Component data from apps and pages
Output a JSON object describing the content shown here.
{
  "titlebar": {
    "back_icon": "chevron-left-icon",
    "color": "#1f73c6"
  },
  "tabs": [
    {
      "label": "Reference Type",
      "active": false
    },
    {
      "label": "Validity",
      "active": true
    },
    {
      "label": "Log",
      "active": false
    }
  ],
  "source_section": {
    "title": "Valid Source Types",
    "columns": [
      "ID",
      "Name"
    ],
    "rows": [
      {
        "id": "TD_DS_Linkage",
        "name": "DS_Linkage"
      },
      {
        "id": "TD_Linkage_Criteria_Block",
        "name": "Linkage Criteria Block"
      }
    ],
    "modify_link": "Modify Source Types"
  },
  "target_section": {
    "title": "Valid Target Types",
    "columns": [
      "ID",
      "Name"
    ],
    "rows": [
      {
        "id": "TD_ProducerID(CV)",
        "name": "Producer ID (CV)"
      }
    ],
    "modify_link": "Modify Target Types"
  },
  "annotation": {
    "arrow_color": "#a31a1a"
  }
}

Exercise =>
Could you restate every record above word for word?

Solution to this task =>
Output a JSON object describing the content shown here.
{
  "titlebar": {
    "back_icon": "chevron-left-icon",
    "color": "#1f73c6"
  },
  "tabs": [
    {
      "label": "Reference Type",
      "active": false
    },
    {
      "label": "Validity",
      "active": true
    },
    {
      "label": "Log",
      "active": false
    }
  ],
  "source_section": {
    "title": "Valid Source Types",
    "columns": [
      "ID",
      "Name"
    ],
    "rows": [
      {
        "id": "TD_DS_Linkage",
        "name": "DS_Linkage"
      },
      {
        "id": "TD_Linkage_Criteria_Block",
        "name": "Linkage Criteria Block"
      }
    ],
    "modify_link": "Modify Source Types"
  },
  "target_section": {
    "title": "Valid Target Types",
    "columns": [
      "ID",
      "Name"
    ],
    "rows": [
      {
        "id": "TD_ProducerID(CV)",
        "name": "Producer ID (CV)"
      }
    ],
    "modify_link": "Modify Target Types"
  },
  "annotation": {
    "arrow_color": "#a31a1a"
  }
}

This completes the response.